Historian Mark Griffiths claims to have cracked a code in an Elizabethan book on botany, to discover a true portrait of Shakespeare made within the bard’s own lifetime. The find has been hailed as “the literary discovery of the century” by the editor of Country Life – the magazine in which the details of Griffiths' process will be revealed. Yet other scholars, including the Director of the Shakespeare Institute, professor Michael Dobson, remain sceptical.
Shakespeare didn’t take selfies or have an Instagram account (imagine!), so we’ll never know what he actually looked like. But we do know what other people thought he looked like. Scholars like Erin Blake have done lots of hard work cataloguing portraits of Shakespeare, thinking about who made them, and assessing how reliable they are.
Blake’s findings are fascinating because they show what people invest in these images of Shakespeare, and how these images have changed over the years. Blake suggests we make Shakespeare in our own image: and the picture isn’t always flattering. As is said of an artist in Shakespeare’s Timon of Athens: “thou canst not paint a man so bad as is thyself.”

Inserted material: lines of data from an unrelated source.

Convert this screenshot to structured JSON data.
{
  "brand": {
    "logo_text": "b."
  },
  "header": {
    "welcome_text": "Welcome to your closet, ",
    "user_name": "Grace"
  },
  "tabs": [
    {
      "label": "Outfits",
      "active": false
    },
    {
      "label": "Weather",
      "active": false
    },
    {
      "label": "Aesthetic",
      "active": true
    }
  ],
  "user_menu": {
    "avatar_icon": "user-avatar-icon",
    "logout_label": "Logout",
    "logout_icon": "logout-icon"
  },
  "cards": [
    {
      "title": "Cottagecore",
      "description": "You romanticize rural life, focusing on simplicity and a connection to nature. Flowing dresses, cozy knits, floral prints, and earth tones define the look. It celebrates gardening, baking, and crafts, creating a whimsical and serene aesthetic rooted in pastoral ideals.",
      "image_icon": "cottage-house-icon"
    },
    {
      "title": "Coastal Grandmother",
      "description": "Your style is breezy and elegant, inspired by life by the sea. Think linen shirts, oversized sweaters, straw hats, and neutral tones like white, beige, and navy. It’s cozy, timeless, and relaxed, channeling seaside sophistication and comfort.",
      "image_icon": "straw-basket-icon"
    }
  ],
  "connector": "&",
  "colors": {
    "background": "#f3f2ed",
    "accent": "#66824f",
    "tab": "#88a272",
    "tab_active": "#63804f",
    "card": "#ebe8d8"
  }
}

Instead of weighing into this current dispute, we might ask why it is happening at all. Why does it matter to anyone that we might now be seeing a new image of Shakespeare – who cares? Some people in the media have commented on the “sexy”, “film-star” looks of the person in the picture. Should this mean we now re-read the plays and poems as not being written by some bald guy with a quill (as most other pictures depict Shakespeare), but instead by a hot Joseph Fiennes look-alike, a la Shakespeare in Love? Clearly not.
Perhaps the excitement such finds generate reveals something more profound and troubling about how we think about figures like Shakespeare. At the very least, these disputes might make us ask what Shakespeare means to us. Is he the words, the books, the books about the books, the plays and films and songs about the books (and the books about them)? The vast Shakespeare industry involves education, publications, theatre, cinema, gift-shops, guided walks, themed restaurants, and even police posters (I once saw one in Stratford-upon-Avon warning customers that if they drank too much they’d be “Bard”).
There are several ways we might consider some people’s urge to cling to or revere these ephemeral, tangential hints at who Shakespeare was, or what he was really like. One way to explain this urge would be to see it as love for the man and his works, meaning we want to experience both in as many ways as possible. This is a bit like the feeling you get when a band releases an album, and you want to hear and know more, so you go to the concert, buy the poster, put on the t-shirt, seek out bootlegs and so on. Maybe we just can’t get enough Shakespeare.
But another, less positive, way to think about this would be to see this devotion as revealing a kind of separation from Shakespeare and his work. Perhaps the trumpeting and selling of stuff around Shakespeare is an admission that we find it hard to get to grips with his actual words. It could be that consuming Shakespeare in commoditised, mediated, fragmented gobbets and chunks makes him easier to digest. The more alienated we become from Shakespeare’s words, the more remote we are from him as an author.
A romanticised representation.
In fact, the more we make and buy and sell relics, effigies and icons of Shakespeare, the more we make him an idol. Reflecting on the latest revelations about Shakespeare’s identity might seem harmless enough, especially when the discoveries are framed in a Dan Brown-esque tone of code-cracking and secret messages. But relics, devotion and revelations are for religion, right? So here’s the paradox: a portrait might make Shakespeare human, but it also makes him holy. This is what critics like Graham Holderness have called “bardolatry”: the uncritical worshipping of Shakespeare the deity, at the expense of studying Shakespeare the writer.
These kind of paradoxes, stories and objects leave educators and scholars of Shakespeare in a quandary. The question remains whether we should build on the excitement and debates caused by such “discoveries”, or work even harder to break down the barriers around Shakespeare which make those stories and images necessary. Are newly discovered portraits a “way in”, or do they signify that the attempt to grapple with what Shakespeare might mean has left the building? Ben Jonson said of the image of Shakespeare on the cover of the 1623 Folio, “Reader, look / Not on his Picture, but his Booke”. We would do well to listen to his advice.
Adam Hansen does not work for, consult to, own shares in or receive funding from any company or organisation that would benefit from this article, and has no relevant affiliations.
Authors: The Conversation